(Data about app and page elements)
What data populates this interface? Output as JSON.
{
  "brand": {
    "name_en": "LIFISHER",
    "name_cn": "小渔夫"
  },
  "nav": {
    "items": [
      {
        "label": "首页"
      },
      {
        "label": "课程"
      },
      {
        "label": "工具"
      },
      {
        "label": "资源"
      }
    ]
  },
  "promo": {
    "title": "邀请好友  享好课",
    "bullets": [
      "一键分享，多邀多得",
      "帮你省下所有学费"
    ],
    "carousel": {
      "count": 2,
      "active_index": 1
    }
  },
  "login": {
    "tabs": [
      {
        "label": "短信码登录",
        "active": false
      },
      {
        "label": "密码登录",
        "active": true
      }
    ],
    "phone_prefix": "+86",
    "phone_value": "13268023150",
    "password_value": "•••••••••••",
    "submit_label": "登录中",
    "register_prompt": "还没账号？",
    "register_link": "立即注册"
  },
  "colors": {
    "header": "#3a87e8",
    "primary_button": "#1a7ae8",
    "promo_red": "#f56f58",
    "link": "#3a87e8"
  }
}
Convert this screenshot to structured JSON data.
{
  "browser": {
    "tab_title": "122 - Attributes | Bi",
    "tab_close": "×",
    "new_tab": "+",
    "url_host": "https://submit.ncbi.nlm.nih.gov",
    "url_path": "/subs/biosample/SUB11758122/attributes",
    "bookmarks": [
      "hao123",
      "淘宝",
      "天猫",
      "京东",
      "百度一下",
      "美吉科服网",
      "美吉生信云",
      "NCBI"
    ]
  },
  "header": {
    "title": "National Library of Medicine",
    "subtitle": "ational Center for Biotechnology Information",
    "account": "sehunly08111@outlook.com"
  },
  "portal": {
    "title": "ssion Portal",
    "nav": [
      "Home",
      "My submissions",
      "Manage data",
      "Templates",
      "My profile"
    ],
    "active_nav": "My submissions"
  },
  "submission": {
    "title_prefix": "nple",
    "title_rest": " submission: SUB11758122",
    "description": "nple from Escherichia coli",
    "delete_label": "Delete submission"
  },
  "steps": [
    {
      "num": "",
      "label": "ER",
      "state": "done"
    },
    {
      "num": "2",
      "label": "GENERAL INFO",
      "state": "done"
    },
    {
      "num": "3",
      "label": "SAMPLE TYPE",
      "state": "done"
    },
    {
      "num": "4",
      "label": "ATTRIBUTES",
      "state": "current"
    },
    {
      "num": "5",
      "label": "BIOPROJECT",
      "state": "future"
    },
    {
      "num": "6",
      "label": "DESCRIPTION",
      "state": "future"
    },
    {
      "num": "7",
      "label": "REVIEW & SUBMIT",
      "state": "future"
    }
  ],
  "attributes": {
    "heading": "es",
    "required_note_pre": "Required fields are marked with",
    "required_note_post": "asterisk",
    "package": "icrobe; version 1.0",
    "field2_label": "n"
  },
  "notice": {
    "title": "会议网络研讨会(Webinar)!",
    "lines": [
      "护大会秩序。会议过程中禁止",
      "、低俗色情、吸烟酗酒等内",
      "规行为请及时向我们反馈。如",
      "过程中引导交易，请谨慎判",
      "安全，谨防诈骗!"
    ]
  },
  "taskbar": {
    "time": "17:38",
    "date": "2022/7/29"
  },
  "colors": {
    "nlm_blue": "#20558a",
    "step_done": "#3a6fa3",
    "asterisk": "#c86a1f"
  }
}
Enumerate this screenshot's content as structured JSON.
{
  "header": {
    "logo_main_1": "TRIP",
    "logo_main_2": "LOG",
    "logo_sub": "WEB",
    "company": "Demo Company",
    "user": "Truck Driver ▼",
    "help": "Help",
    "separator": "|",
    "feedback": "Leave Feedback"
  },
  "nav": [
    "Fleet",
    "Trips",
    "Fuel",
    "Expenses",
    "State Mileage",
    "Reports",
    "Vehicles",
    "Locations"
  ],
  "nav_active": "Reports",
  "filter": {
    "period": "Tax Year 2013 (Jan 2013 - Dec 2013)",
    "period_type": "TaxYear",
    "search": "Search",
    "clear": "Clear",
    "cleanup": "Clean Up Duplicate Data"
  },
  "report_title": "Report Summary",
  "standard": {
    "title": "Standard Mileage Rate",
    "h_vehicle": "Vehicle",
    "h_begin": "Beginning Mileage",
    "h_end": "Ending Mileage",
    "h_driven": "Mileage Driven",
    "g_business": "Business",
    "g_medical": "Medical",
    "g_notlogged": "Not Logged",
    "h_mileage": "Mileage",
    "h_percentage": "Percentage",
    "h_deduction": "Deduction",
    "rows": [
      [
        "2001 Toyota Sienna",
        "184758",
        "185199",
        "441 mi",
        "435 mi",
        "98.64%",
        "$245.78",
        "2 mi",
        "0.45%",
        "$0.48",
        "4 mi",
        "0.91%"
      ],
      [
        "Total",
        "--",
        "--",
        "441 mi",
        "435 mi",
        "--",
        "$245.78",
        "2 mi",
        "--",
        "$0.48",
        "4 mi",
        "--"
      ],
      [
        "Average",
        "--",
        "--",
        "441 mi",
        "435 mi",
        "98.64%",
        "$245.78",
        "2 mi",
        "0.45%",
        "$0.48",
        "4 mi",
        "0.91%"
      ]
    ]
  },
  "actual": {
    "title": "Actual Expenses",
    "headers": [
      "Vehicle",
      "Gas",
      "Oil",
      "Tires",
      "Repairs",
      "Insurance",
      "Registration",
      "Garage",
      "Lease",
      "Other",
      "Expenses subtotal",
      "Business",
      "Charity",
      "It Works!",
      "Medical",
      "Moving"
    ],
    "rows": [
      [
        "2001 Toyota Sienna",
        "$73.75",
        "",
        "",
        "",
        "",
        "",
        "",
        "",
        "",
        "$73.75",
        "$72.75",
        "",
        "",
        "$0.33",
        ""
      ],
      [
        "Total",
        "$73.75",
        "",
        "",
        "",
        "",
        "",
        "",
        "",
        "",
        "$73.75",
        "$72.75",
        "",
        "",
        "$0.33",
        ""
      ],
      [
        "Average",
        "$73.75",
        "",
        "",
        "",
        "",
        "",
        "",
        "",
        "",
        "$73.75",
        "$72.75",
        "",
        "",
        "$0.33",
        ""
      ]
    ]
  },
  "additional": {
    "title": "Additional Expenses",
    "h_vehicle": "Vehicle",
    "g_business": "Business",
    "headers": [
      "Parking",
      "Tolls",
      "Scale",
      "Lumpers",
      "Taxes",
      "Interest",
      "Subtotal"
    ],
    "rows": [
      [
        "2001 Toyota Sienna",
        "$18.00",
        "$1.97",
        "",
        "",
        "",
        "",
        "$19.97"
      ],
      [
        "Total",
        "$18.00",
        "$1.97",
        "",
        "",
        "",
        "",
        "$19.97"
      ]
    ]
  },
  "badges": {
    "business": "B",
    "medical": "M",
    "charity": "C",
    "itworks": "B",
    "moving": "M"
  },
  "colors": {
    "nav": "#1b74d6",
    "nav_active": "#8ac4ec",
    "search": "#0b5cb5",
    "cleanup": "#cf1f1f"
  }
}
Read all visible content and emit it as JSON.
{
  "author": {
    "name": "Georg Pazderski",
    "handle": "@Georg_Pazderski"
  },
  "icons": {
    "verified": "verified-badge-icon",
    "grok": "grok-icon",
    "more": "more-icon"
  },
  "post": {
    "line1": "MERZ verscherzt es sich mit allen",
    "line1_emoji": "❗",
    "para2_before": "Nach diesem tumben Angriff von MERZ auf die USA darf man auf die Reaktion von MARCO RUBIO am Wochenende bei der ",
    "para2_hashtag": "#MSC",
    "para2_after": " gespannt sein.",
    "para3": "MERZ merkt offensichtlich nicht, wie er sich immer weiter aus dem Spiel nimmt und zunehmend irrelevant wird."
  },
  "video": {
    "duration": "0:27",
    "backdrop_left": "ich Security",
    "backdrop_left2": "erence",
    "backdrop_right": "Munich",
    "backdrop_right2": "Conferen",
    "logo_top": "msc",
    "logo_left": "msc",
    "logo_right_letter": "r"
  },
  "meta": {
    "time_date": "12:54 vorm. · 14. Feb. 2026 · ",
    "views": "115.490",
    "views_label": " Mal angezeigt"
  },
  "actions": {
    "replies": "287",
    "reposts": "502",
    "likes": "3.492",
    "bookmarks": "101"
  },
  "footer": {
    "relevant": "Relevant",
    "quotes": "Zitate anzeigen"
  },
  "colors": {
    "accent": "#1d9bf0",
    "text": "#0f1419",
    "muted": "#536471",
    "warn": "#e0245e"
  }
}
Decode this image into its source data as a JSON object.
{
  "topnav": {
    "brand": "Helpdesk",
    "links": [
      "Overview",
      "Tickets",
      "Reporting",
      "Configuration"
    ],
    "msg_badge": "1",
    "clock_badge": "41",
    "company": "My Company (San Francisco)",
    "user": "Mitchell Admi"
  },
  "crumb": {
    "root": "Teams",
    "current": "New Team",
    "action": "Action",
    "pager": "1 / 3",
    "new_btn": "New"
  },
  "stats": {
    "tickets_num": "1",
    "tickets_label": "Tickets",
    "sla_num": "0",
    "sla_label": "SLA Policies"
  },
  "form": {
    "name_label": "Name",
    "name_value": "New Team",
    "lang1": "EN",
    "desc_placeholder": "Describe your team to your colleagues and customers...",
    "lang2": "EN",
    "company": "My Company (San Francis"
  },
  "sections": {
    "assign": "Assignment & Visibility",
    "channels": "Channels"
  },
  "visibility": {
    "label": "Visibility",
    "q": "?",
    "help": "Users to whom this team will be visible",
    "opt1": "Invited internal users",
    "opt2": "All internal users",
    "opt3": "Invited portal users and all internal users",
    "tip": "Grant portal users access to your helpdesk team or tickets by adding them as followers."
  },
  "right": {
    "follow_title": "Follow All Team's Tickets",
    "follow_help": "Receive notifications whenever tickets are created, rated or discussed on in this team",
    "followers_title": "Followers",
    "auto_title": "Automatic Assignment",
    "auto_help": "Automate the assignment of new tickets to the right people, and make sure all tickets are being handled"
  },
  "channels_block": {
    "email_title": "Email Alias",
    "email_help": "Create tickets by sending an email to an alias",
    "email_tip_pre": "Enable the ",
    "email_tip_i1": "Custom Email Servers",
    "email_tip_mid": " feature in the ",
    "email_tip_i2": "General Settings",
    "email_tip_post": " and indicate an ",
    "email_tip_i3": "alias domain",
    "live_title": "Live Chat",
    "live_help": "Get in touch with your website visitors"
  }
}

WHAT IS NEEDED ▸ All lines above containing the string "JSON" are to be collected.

SOLUTION ▸
What data populates this interface? Output as JSON.
Convert this screenshot to structured JSON data.
Enumerate this screenshot's content as structured JSON.
Read all visible content and emit it as JSON.
Decode this image into its source data as a JSON object.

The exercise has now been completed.